Looking at the data, you were able to figure out what the header should be, and you confirmed that they were appropriate with the HR manager: , , , , , .
3. Loading role data from JSON files
Now the next step is to gather information about employee roles, teams, and salaries. This information usually lives in a human resources management system, but the Head of People Operations exported the data for you into a JSON file titled .
Looking at the JSON file, you see entries are structured in a specific way. It is built as a Python dictionary: the keys are employee IDs, and each employee ID has a corresponding dictionary value holding role, salary, and team information. Here are the first few lines of the file:
Load the JSON file to a variable , choosing the appropriate orientation.
4. Merging several DataFrames into one
You now have all the data required! All that's left is bringing it all in a unique DataFrame.

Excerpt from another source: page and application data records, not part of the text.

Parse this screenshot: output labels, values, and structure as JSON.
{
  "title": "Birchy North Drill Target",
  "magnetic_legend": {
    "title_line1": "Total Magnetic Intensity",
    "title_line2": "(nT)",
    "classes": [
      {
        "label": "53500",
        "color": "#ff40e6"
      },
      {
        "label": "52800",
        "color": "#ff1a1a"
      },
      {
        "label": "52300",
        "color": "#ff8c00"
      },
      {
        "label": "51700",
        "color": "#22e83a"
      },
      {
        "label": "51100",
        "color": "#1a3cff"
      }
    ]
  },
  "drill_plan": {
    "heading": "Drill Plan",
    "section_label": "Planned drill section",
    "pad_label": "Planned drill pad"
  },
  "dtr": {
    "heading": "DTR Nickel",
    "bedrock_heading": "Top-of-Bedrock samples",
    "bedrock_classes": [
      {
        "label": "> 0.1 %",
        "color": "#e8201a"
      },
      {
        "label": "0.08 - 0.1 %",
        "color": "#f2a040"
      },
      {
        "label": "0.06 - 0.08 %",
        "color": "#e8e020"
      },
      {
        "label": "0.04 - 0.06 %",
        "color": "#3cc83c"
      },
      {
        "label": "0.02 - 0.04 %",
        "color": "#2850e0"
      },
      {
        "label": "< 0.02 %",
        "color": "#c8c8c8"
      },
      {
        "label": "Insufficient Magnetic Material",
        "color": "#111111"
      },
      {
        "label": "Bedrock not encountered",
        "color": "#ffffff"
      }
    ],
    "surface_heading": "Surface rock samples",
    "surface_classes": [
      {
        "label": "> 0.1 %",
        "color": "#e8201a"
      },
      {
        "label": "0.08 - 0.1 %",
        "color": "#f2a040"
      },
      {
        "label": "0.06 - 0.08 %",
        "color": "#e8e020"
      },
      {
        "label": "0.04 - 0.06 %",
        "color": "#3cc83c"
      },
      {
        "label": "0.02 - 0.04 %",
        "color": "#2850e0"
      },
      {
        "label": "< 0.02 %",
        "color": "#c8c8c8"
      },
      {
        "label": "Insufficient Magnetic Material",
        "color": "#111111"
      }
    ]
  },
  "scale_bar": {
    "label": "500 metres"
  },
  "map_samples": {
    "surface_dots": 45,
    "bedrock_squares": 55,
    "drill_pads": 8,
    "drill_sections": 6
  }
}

This unique DataFrame will enable the Head of People Operations to access all employee data at once.
In this step, you will merge all DataFrames.
In the next step, you will remove duplicates and reorganize the columns - don't worry about this for now.
employee_id employee_last_name employee_first_name employee_country \ 0 A2R5H9 Hunman Jax BE 1 H8K0L6 Siff Tara GB 2 G4R7V0 Sagal Gemma US 3 M1Z7U9 Coates Tig FR employee_city employee_street employee_street_number last_name \ 0 Leuven Grote Markt 9 Hunman 1 London Baker Street 221 Siff 2 New-York Perry Street 66 Sagal 3 Paris Rue de l'Université 7 Coates first_name emergency_contact emergency_contact_number relationship \ 0 Jax Opie Hurst +32-456-5556-84 Brother 1 Tara Wendy de Matteo +44-020-5554-333 Sister 2 Gemma John Newmark +1-202-555-194 Husband 3 Tig Venus Noone +1-202-555-0130 Wife monthly_salary team title office \ 0 $4500 Leadership CEO Leuven Office 1 $4500 Leadership CFO WeWork Office 2 $3000 Sales Business Developer ESB Office 3 $2000 People Operations Office Manager NaN office_country office_city office_street office_street_number 0 BE Leuven Martelarenlaan 38.0 1 GB London Old Street 207.0 2 US New York City Fifth Avenue 350.0 3 NaN NaN NaN NaN Index(['employee_id', 'employee_last_name', 'employee_first_name', 'employee_country', 'employee_city', 'employee_street', 'employee_street_number', 'last_name', 'first_name', 'emergency_contact', 'emergency_contact_number', 'relationship', 'monthly_salary', 'team', 'title', 'office', 'office_country', 'office_city', 'office_street', 'office_street_number'], dtype='object')
5. Editing column names
Now that you merged all of your DataFrames into one let's make sure you have the information required by People Ops.
Currently, your DataFrame has the following column titles: , , , , , , , , , , , , , , , , , , , .
The columns and are duplicates. The columns and are duplicates as well. On top of this, People Ops wants to rename some of the columns:
So your header should look like this in the end: , , , , , , , , , , , , , , , , , .
6. Changing column order
Now that you have the appropriate column names, you can reorder the columns.
7. The last minute request
Last touches! You were ready to let People Ops know that the DataFrame was ready, but the department head just went over to your desk after lunch, asking about some last-minute requirements.
Let's polish the DataFrame before exporting the data, sending it over to People Ops, and deploying the pipeline:
8. Saving your work
You now have everything People Ops requested. The different people responsible for these various files can currently keep working on these files if they want. As long as they save it in the datasets folder, People Ops will have to execute this unique script to obtain just one file from the ones scattered across different teams.
You bumped into the Head of People Ops and shared a few caveats and areas of improvement. She booked a meeting with you so you can explain:
In any case, you still need to show up with what was requested - so let's export your DataFrame to a CSV file.